The legislation will create a bipartisan, two-year commission to recommend a comprehensive national strategy to reduce and prevent child abuse and child neglect fatalities.
NASW has been a longtime supporter of the bill, and submitted written testimony Dec. 12 at a U.S. House Committee on Ways and Means hearing.
In its testimony, NASW noted that the social work profession has worked tirelessly to safeguard children from child abuse and neglect and that it is vital to include social workers among the commission’s stakeholders.
“Social workers can be found in a broad array of settings serving children and families, including child welfare, mental health, health care and schools, and in early childhood, juvenile justice and family support programs,” NASW stated.
“Social workers are invested in promoting policies and practices that will prevent child abuse and neglect and reduce the number of child abuse fatalities.”
NASW also announced in a statement that a key sponsor of the Protect Our Kids Act, U.S. Rep. Lloyd Doggett, D-Texas, is the recipient of NASW’s 2012 Public Elected Official of the Year Award.
After the bill passed in both chambers, Doggett said it would help provide thoughtful consideration to the steps lawmakers can take to better protect vulnerable children.
“It represents an improvement on legislation that I introduced a year ago,” he said in a statement. “Working together in a bipartisan way, we can make meaningful progress on this troubling issue.”
Michael Petit, president of Every Child Matters, a member of the National Coalition to End Child Abuse Deaths, said, “For the first time in decades, a congressionally sponsored panel will be collecting information on the conditions which create violence for so many children in their own homes.”
Petit said this action will help prompt the national government to make investments in children and families a political priority.

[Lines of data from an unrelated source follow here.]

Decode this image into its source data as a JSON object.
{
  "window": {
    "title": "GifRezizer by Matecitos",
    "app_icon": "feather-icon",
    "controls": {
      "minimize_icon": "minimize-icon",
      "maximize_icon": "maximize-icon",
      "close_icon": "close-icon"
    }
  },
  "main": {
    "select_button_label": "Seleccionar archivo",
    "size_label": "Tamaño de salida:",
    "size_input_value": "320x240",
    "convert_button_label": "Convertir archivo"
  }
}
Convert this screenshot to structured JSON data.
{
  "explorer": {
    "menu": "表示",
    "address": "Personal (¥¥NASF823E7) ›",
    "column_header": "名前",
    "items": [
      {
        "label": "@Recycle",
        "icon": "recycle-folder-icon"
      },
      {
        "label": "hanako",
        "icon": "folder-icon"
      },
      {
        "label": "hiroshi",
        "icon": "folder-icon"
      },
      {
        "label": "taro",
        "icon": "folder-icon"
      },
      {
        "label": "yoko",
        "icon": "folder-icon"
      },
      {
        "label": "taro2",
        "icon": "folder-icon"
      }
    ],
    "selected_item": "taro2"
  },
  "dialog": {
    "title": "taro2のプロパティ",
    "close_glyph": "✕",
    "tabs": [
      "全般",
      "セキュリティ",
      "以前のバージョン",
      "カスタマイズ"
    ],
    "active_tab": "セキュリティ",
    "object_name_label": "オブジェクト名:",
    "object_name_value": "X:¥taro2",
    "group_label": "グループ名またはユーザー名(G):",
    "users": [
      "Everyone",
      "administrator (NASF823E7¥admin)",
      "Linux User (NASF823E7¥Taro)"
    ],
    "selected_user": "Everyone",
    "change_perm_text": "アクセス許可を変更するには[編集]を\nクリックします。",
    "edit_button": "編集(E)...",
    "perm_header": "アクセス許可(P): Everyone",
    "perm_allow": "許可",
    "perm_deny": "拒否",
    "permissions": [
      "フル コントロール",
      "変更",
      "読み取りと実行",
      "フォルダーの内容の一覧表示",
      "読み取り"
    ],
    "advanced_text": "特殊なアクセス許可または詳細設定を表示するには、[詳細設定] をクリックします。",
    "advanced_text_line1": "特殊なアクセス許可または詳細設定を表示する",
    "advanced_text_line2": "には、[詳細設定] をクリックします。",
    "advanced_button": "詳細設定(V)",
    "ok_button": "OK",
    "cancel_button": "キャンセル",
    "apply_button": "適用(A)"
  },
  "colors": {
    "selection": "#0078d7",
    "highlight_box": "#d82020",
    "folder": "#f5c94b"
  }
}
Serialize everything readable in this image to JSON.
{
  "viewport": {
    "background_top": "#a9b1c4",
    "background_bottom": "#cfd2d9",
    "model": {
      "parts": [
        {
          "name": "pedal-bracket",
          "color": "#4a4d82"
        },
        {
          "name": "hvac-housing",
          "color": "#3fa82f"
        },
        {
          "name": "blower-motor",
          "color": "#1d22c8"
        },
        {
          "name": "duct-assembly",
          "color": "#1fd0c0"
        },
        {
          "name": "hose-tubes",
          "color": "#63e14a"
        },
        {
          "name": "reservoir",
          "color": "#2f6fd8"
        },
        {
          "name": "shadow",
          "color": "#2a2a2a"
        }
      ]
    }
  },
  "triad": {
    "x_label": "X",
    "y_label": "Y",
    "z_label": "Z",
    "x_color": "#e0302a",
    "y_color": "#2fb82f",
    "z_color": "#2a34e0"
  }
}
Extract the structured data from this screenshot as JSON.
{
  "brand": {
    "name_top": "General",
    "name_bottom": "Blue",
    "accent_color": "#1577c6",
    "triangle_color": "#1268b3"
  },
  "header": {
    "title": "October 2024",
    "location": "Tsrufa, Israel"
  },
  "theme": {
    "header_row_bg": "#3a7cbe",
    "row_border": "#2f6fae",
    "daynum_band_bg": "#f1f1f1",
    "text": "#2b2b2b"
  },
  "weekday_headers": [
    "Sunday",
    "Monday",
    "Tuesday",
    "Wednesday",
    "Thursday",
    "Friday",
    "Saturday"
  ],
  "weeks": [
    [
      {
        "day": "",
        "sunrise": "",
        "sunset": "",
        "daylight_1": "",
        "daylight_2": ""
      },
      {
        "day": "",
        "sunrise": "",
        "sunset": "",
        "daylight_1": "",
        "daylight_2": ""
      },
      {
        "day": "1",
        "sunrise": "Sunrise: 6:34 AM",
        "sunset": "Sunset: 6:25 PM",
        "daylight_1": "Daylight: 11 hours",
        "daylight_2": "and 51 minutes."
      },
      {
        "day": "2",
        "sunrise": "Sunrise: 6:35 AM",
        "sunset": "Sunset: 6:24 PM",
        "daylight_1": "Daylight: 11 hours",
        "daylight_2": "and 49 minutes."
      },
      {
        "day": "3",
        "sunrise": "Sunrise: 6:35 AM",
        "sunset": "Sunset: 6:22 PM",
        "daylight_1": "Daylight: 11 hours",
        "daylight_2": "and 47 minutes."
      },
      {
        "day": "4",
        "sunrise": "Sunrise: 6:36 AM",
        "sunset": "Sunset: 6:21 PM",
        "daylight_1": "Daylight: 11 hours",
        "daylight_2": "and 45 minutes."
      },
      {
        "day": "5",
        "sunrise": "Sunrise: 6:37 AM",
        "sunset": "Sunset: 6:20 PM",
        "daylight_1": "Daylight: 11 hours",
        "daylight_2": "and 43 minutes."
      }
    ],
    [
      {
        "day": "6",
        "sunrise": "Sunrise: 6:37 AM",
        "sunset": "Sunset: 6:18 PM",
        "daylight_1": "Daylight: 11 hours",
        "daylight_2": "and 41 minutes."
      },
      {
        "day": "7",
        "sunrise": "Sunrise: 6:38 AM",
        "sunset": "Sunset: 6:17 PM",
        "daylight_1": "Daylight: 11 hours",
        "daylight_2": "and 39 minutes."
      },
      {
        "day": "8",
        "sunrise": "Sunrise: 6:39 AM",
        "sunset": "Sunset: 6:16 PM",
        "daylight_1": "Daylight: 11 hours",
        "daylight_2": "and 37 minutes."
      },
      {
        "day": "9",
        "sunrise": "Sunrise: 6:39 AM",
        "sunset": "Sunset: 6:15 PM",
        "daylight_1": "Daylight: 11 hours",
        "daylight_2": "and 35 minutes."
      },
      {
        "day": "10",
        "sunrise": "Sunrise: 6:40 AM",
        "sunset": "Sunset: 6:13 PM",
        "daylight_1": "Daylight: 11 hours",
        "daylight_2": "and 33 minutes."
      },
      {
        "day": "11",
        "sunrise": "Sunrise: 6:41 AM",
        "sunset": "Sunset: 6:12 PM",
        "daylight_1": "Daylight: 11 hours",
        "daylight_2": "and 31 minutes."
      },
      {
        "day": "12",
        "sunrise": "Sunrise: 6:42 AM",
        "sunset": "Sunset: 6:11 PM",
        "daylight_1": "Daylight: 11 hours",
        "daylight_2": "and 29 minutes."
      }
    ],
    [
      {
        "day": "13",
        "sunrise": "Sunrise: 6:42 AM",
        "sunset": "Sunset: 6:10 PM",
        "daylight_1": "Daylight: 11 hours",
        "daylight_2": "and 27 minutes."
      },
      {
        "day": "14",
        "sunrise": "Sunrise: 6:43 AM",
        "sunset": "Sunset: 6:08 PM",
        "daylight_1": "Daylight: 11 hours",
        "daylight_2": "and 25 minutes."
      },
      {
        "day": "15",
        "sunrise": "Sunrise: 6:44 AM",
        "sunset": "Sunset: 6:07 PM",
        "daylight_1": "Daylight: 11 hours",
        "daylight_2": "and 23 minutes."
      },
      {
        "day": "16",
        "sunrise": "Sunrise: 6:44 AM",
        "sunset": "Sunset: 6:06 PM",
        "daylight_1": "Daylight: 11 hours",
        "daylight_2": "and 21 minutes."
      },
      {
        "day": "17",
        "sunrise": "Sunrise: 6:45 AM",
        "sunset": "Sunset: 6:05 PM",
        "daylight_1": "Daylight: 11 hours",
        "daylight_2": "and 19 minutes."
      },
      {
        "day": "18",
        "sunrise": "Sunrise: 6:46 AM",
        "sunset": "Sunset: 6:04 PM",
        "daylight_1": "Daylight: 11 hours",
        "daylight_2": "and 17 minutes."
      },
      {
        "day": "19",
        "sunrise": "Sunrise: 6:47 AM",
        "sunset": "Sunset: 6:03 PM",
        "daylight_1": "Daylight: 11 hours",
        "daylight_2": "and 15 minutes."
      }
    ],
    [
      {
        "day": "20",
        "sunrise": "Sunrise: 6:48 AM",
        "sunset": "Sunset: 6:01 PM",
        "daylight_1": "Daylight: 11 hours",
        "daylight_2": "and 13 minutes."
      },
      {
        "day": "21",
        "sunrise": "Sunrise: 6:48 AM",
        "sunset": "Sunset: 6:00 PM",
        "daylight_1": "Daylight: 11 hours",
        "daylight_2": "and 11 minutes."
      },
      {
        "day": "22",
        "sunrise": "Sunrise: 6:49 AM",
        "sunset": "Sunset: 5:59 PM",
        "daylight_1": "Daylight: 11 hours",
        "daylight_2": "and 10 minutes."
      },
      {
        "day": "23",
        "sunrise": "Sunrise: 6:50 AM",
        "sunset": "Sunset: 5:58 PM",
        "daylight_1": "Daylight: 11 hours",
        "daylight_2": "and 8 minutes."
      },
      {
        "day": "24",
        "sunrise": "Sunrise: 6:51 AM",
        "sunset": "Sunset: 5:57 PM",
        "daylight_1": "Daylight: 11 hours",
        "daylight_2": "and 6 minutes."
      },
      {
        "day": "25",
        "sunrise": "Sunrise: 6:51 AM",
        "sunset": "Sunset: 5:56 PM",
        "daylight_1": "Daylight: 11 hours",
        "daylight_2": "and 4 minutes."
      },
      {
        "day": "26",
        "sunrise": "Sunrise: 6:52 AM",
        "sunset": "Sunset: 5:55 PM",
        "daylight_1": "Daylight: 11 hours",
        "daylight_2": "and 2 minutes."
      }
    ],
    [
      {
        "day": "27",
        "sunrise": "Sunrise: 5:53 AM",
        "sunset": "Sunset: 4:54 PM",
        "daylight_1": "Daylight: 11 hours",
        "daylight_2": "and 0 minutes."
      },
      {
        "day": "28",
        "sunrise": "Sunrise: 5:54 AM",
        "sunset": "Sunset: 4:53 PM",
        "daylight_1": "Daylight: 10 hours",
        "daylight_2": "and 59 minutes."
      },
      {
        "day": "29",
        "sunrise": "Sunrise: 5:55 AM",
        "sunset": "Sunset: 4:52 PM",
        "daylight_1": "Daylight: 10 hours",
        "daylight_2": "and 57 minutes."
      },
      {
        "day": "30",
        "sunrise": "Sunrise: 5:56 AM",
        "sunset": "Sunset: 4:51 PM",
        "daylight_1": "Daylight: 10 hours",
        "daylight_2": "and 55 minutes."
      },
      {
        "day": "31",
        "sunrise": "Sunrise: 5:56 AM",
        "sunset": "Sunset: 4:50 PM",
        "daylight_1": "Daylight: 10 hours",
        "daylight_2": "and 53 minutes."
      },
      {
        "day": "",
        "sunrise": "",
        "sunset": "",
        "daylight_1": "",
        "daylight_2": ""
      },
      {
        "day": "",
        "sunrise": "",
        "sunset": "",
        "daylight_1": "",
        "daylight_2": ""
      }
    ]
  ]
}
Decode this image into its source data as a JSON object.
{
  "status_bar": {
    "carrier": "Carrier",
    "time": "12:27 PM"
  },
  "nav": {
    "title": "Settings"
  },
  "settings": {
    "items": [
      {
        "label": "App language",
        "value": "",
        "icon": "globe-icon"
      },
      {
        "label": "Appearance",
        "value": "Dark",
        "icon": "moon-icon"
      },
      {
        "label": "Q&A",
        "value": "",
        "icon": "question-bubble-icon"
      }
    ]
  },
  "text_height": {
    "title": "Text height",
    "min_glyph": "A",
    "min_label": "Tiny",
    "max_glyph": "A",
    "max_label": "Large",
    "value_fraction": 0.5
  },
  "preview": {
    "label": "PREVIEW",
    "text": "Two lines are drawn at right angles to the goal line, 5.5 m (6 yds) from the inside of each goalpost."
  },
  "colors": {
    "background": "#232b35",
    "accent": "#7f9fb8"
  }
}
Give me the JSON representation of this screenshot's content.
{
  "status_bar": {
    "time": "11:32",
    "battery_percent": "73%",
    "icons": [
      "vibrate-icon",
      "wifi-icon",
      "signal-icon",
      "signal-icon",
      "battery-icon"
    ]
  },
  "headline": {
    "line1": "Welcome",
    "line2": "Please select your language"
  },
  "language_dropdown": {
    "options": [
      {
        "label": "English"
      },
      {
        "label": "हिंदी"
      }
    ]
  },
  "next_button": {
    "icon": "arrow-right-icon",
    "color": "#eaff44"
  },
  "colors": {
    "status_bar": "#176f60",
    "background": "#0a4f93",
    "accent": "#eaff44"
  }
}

The National Coalition to End Child Abuse Deaths also includes the National District Attorneys Association, the National Children’s Alliance and the National Center for the Review and Prevention of Child Deaths.